Coleman is the fourth choice Stormers flyhalf (maybe even fifth because coach Allister Coetzee told the Australian commentary team that Sam Lane would have played had he not been injured) so it was understandable that he was a bit nervous. But he was way too nervous to be effective, and although he held onto the passes in the end he did fumble once or twice and appeared to be the standing way too deep.
Perhaps this led to the Stormers losing confidence in him, for many of their moves appeared to avoid him which meant he was essentially on the field to kick goals. A flyhalf is supposed to be the key decision maker and director on attack, so this did impact negatively on the Stormers’ attacking game and it is a big concern for them as they head towards the big derby against the Bulls in two weeks.

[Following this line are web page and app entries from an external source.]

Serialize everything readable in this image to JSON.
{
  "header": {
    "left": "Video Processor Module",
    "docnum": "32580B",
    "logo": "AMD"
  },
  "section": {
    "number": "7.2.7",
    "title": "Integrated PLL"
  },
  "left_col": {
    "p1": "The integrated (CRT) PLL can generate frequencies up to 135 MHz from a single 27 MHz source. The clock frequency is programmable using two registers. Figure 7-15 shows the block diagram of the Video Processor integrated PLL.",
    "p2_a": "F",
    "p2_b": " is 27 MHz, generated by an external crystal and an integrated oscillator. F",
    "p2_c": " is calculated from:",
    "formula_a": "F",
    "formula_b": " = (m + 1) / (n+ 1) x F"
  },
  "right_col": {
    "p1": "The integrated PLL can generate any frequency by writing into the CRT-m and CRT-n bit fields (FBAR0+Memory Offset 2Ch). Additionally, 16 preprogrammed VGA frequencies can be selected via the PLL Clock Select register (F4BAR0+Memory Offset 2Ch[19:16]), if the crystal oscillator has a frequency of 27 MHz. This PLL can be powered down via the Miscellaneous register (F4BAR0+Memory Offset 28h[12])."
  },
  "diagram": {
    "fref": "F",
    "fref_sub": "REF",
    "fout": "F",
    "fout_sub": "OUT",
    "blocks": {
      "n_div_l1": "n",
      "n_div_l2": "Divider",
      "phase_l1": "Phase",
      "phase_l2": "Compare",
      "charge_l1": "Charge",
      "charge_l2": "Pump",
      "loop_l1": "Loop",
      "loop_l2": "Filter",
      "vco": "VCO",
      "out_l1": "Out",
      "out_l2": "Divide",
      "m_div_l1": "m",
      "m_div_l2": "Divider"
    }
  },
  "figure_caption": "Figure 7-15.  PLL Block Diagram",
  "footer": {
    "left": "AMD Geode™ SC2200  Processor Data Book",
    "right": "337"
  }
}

But on a history making day for the Stormers it was not a day for dwelling on the negatives, and Coleman did kick his remaining attempts in the first half to overturn the deficit and take a 6-3 lead at the break.
In the second half of the first half, with the Brumbies suddenly looking confident and perhaps not missing their injured captain Matt Giteau as much as would have been expected, the home side did have quite a lot of the ball. But although they did occasionally encourage their crowd by wriggling through the half gap, generally they were blanketed by the impressive Stormers defensive game.

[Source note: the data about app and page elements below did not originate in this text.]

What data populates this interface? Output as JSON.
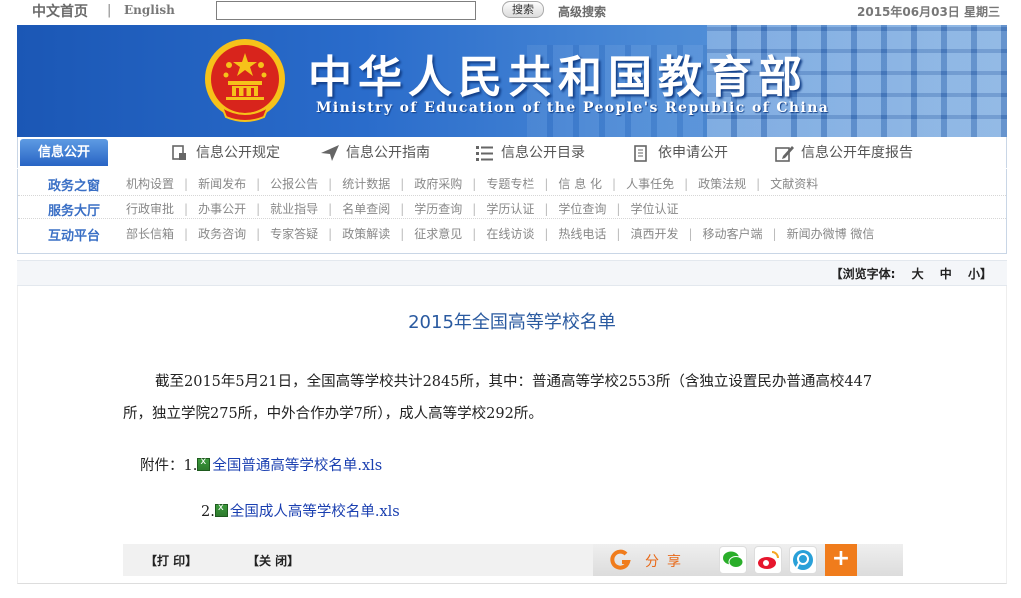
{
  "topbar": {
    "home": "中文首页",
    "sep": "|",
    "english": "English",
    "search_placeholder": "",
    "search_button": "搜索",
    "advanced": "高级搜索",
    "date": "2015年06月03日 星期三"
  },
  "banner": {
    "title_cn": "中华人民共和国教育部",
    "title_en": "Ministry of Education of the People's Republic of China"
  },
  "infonav": {
    "tag": "信息公开",
    "items": [
      {
        "label": "信息公开规定",
        "icon": "document-lock-icon"
      },
      {
        "label": "信息公开指南",
        "icon": "paper-plane-icon"
      },
      {
        "label": "信息公开目录",
        "icon": "list-icon"
      },
      {
        "label": "依申请公开",
        "icon": "notepad-icon"
      },
      {
        "label": "信息公开年度报告",
        "icon": "edit-icon"
      }
    ]
  },
  "categories": [
    {
      "title": "政务之窗",
      "links": [
        "机构设置",
        "新闻发布",
        "公报公告",
        "统计数据",
        "政府采购",
        "专题专栏",
        "信 息 化",
        "人事任免",
        "政策法规",
        "文献资料"
      ]
    },
    {
      "title": "服务大厅",
      "links": [
        "行政审批",
        "办事公开",
        "就业指导",
        "名单查阅",
        "学历查询",
        "学历认证",
        "学位查询",
        "学位认证"
      ]
    },
    {
      "title": "互动平台",
      "links": [
        "部长信箱",
        "政务咨询",
        "专家答疑",
        "政策解读",
        "征求意见",
        "在线访谈",
        "热线电话",
        "滇西开发",
        "移动客户端",
        "新闻办微博 微信"
      ]
    }
  ],
  "fontbar": {
    "label": "【浏览字体:",
    "large": "大",
    "medium": "中",
    "small": "小】"
  },
  "article": {
    "title": "2015年全国高等学校名单",
    "paragraph": "截至2015年5月21日，全国高等学校共计2845所，其中：普通高等学校2553所（含独立设置民办普通高校447所，独立学院275所，中外合作办学7所），成人高等学校292所。",
    "attach_label": "附件：",
    "attachments": [
      {
        "num": "1.",
        "name": "全国普通高等学校名单.xls"
      },
      {
        "num": "2.",
        "name": "全国成人高等学校名单.xls"
      }
    ]
  },
  "bottombar": {
    "print": "【打 印】",
    "close": "【关 闭】",
    "share": "分享",
    "plus": "+"
  },
  "colors": {
    "banner_blue": "#2a6ccb",
    "category_title": "#3a6fc5",
    "article_title": "#2a5aa0",
    "share_orange": "#f07c1c"
  }
}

The Stormers did finish the last seven minutes of the half looking the team in more control, however, and so it was not a surprise when they finally did open a gap through a Francois Louw try five minutes after the break.
The Stormers had set themselves up for the score through a series of penalties which they kicked for touch, the first because of a Brumbies scrum infringement not far from the Stormers line. Their lineout work wasn’t always perfect, and one lineout went against the throw, but another penalty gave them a chance to set up inside the Brumbies 22.
A clean take led to a series of drives near the Brumbies line which eventually saw Louw barging over. The Coleman conversion made it 13-3 and with the Stormers’ defence being so impregnable, it really was difficult to see the Stormers losing after that. They had their chances to put the issue beyond doubt but just couldn’t get across the line.
However a big driving maul from a lineout following a lengthy period where the Brumbies had attacked netted a penalty that Gio Aplon kicked to pretty much make sure of the four points 10 minutes from time. The difficulties the Brumbies had trying to make inroads into the Stormers defensive system can be gauged from the almost five minute and 32 phase attack that got them nowhere other than eating up precious time in the final minutes of the game.
Coleman was replaced by Jean de Villiers early in the second half, with Dewaldt Duvenage moving to flyhalf from scrumhalf, where Ricky Januarie came on. Duane Vermeulen finished the game but not before Nick Koster had made a good first start of the season, showing up well on attack.
Brumbies - Penalty: Christian Lealiifano.
DHL Stormers - Try: Francois Louw. Conversion: Kurt Coleman. Penalties: Coleman (2), Gio Aplon.